Justice Anthony Kennedy said something so shocking that if a conservative justice had said it, there would be calls for his impeachment or a required psychiatric evaluation to test his sanity.
Speaking at Harvard Law School, Justice Anthony Kennedy — author of the unconstitutional Obergefell 5-4 majority same-sex marriage opinion — was asked a question on whether civil officials have the moral right to object to a new law based on the legal fundamentals of older constitutional laws, for example, abortion and same-sex marriage
Here’s part of Justice Kennedy’s answer:
“If I could rephrase it in a fair way, what is the duty of a public official if he or she cannot in good conscience, and consistent with their own personal and religious beliefs, enforce a law they think is morally corrupt?
“How many judges do you think resigned in the Third Reich? Three. Great respect, it seems to me, has to be given to people who resign rather than do something they think is morally wrong, in order to make a point. However, the rule of law is that, as a public official and performing your legal duties, you are bound to enforce the law.”

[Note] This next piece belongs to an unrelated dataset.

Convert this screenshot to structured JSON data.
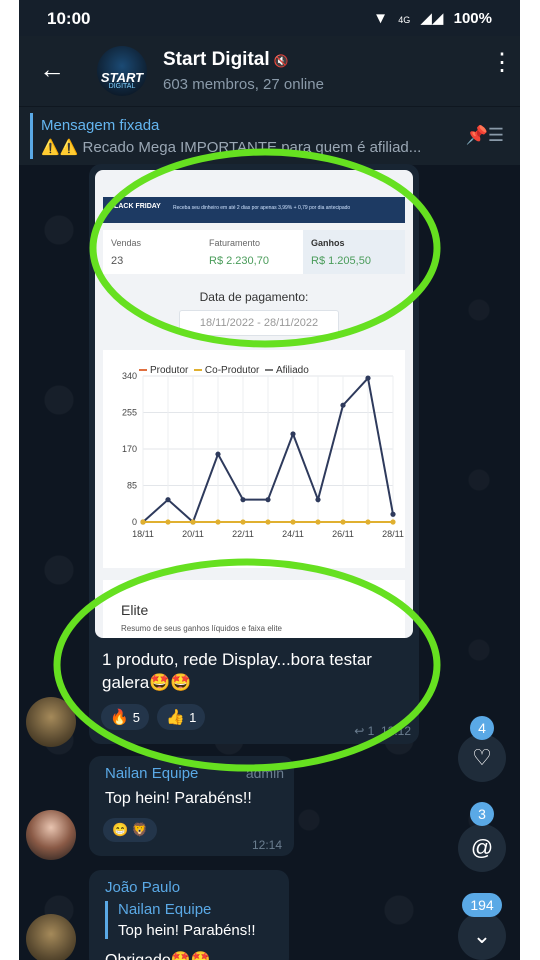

What? It seems to me that greater respect should go to civil officials who resist unjust laws by staying in power and blocking the new laws. Resigning meant that there wouldn’t be any legal consequences like imprisonment, loss of livelihood, or a trip to an internment camp.
Resignation would mean that no price had to be paid. Just resign and collect your pension like a good little Nazi. The following clip from the 1953 prisoner of war film Stalag 17 reminded me of Kennedy’s comments:
Ted Cruz posted the video of Kennedy’s comments on his Facebook page and made the following observation:
“When a Supreme Court justice compares his own lawless rulings to the draconian oppression of the Nazis – and says that Christians should resign from public office if they will not surrender to his imperious decrees – that really says it all. Those are his words, not mine. Justice Kennedy is holding up the Nazis as exemplars for the current Supreme Court.
“I, for one, would rather stand with heroes like Bonhoeffer, than the tyrants who inflicted unspeakable evil. And the persecution of Christians – in Iran, China, or America – is simply wrong.” (H/T: WND)
What might have happened in Germany if civil officials had worked together to stop the new Nazi laws? What would happen in the United States if a majority of states, using the Tenth Amendment as their legal and constitutional standing, refused to follow federal laws and decisions by the Supreme Court that are unconstitutional?
When Niemoeller used his pulpit to expose Adolf Hitler’s radical politics, “He knew every word spoken was reported by Nazi spies and secret agents.”1 Leo Stein describes in his book I Was in Hell with Niemoeller how the Gestapo gathered evidence against Niemoeller. Not the last sentence:
“Now, the charge against Niemoeller was based entirely on his sermons, which the Gestapo agents had taken down stenographically. But in none of his sermons did Pastor Niemoeller exhort his congregation to overthrow the Nazi regime. He merely raised his voice against some of the Nazi policies, particularly the policy directed against the Church. He had even refrained from criticizing the Nazi government itself or any of its personnel. Under the former government his sermons would have been construed only as an exercise of the right of free speech. Now, however, written laws, no matter how explicitly they were worded, were subjected to the interpretation of the judges.”2
Read more: “Gestapo Tactics in Today’s Churches.”
The judges were the problem because they defended the Nazi regime. The three judges Kennedy mentions had no authority to oppose what the Nazis were doing because they followed his advice and resigned.
Let’s ask Justice Kennedy if this November 1941 proclamation by Dr. Ludwig Fischer, the German district governor of Warsaw, should have been followed by German soldiers, judges, and other civil officials?:
“Concerning the Death Penalty for Illegally Leaving Jewish Residental Districts… Any Jew who illegally leaves the designated residential district will be punished by death. Anyone who deliberately offers refuge to such Jews or who aids them in any other manner (i.e., offering a night’s lodging, food, or by taking them into vehicles of any kind, etc.) will be subject to the same punishment. Judgment will be rendered by a Special Court in Warsaw. I forcefully draw the attention of the entire population of the Warsaw District to this new decree, as henceforth it will be applied with the utmost severity.”
And the rest, they say, is history – a bloody history.
- Basil Miller, Martin Niemoeller: Hero of the Concentration Camp, 5th ed. (Grand Rapids, MI: Zondervan, 1942), 112. [↩]
- Leo Stein, I Was in Hell with Niemoeller (New York: Fleming H. Revell, 1942), 175. [↩]